  • Hormones, including ERT, HRT, birth control pills, and anti-androgens (cypoterone acetate, spironolactone, and fluramide) are used singly or in combination to treat women with androgenic alopecia.


  • Hair transplants can cover a bald spot but are far less successful on women than on men. Micrografts do a better job of dealing with women’s diffuse pattern of hair loss.
  • “Scalp lifts” tighten the scalp, making hair appear thicker and fuller.


A few brazen souls just grin and bear it. Seriously, does anyone else notice that extra hair? Ask a few people who will tell you the truth. Perhaps you are making a mountain (beard/moustache) out of a molehill (a couple of extra hairs)?

It is not at all unusual to find extra hairs growing on the chin, upper lip, breasts, and legs during or after menopause. It is thought that menopause makes some hair follicles more sensitive to testosterone’s hair-promoting effects. However, sudden hair growth can be caused by a tumor on the ovaries, thyroid, adrenals, or pituitary.

Visualize a large mirror. Look at yourself in this mirror. When you see something you don’t like, ask the mirror how you can change. Finish by telling your image how much you love her. Repeat frequently.

Oatstraw infusion tends to increase the activity of testosterone; increased levels of testosterone contribute to excess hair growth during menopause. It’s a long shot, but avoiding oats, oatmeal, and oatstraw infusion may help eliminate or reduce those extra hairs.


  • Natural bleaches, like lemon juice or sunlight (or both together), are generally safe even for use on the sensitive skin of the face.
  • Shaving, plucking, and waxing are minimally invasive means of removing excess hair. Such means may increase the rate of hair growth, however, or make the texture of the hair coarser, or cause hair follicle inflammation and ingrown hairs.





  • Hirsutism may be caused by corticosteroids and medications for high blood pressure. (Rograine was originally a blood pressure drug.)
  • Drug treatments – which are 80% successful according to one MD – include the corticosteroids prednisone and dexamethasone. Hormones, including birth-control pills and anti-androgens such as spironolactone, are occasionally used.

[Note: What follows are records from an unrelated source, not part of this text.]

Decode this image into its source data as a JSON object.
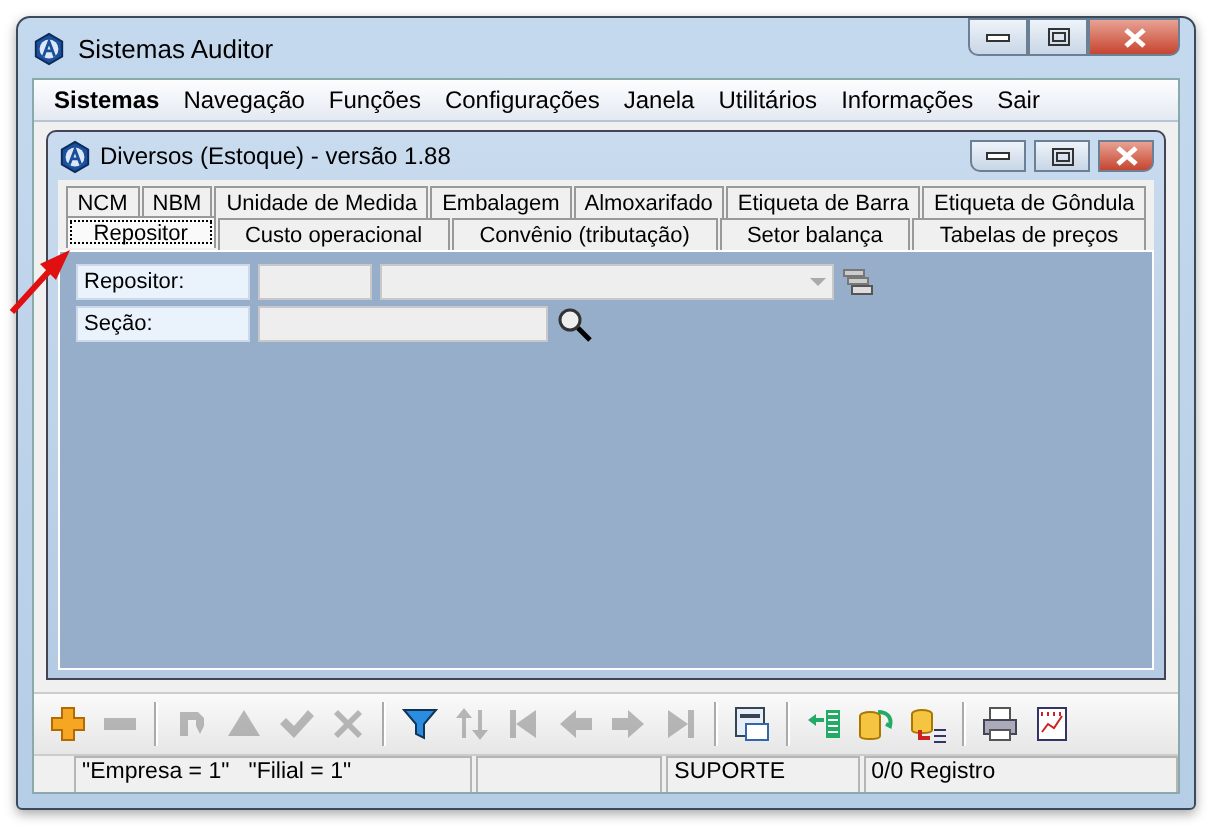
{
  "window": {
    "title": "Sistemas Auditor"
  },
  "menu": [
    {
      "label": "Sistemas",
      "bold": true
    },
    {
      "label": "Navegação",
      "bold": false
    },
    {
      "label": "Funções",
      "bold": false
    },
    {
      "label": "Configurações",
      "bold": false
    },
    {
      "label": "Janela",
      "bold": false
    },
    {
      "label": "Utilitários",
      "bold": false
    },
    {
      "label": "Informações",
      "bold": false
    },
    {
      "label": "Sair",
      "bold": false
    }
  ],
  "child_window": {
    "title": "Diversos (Estoque) - versão 1.88",
    "tab_rows": [
      [
        {
          "label": "NCM",
          "selected": false
        },
        {
          "label": "NBM",
          "selected": false
        },
        {
          "label": "Unidade de Medida",
          "selected": false
        },
        {
          "label": "Embalagem",
          "selected": false
        },
        {
          "label": "Almoxarifado",
          "selected": false
        },
        {
          "label": "Etiqueta de Barra",
          "selected": false
        },
        {
          "label": "Etiqueta de Gôndula",
          "selected": false
        }
      ],
      [
        {
          "label": "Repositor",
          "selected": true
        },
        {
          "label": "Custo operacional",
          "selected": false
        },
        {
          "label": "Convênio (tributação)",
          "selected": false
        },
        {
          "label": "Setor balança",
          "selected": false
        },
        {
          "label": "Tabelas de preços",
          "selected": false
        }
      ]
    ],
    "form": [
      {
        "label": "Repositor:",
        "kind": "combo"
      },
      {
        "label": "Seção:",
        "kind": "search"
      }
    ]
  },
  "toolbar": [
    {
      "kind": "plus",
      "disabled": false
    },
    {
      "kind": "minus",
      "disabled": true
    },
    {
      "kind": "sep"
    },
    {
      "kind": "refresh",
      "disabled": true
    },
    {
      "kind": "up",
      "disabled": true
    },
    {
      "kind": "check",
      "disabled": true
    },
    {
      "kind": "cross",
      "disabled": true
    },
    {
      "kind": "sep"
    },
    {
      "kind": "filter",
      "disabled": false
    },
    {
      "kind": "sort",
      "disabled": true
    },
    {
      "kind": "first",
      "disabled": true
    },
    {
      "kind": "prev",
      "disabled": true
    },
    {
      "kind": "next",
      "disabled": true
    },
    {
      "kind": "last",
      "disabled": true
    },
    {
      "kind": "sep"
    },
    {
      "kind": "form",
      "disabled": false
    },
    {
      "kind": "sep"
    },
    {
      "kind": "import",
      "disabled": false
    },
    {
      "kind": "database",
      "disabled": false
    },
    {
      "kind": "dblist",
      "disabled": false
    },
    {
      "kind": "sep"
    },
    {
      "kind": "printer",
      "disabled": false
    },
    {
      "kind": "chart",
      "disabled": false
    }
  ],
  "status_bar": [
    "\"Empresa = 1\"   \"Filial = 1\"",
    "SUPORTE",
    "0/0 Registro"
  ]
}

Electrolysis is expensive, painful, tedious, must be done several times over, and can cause scarring. Most sources advise against home electrolysis.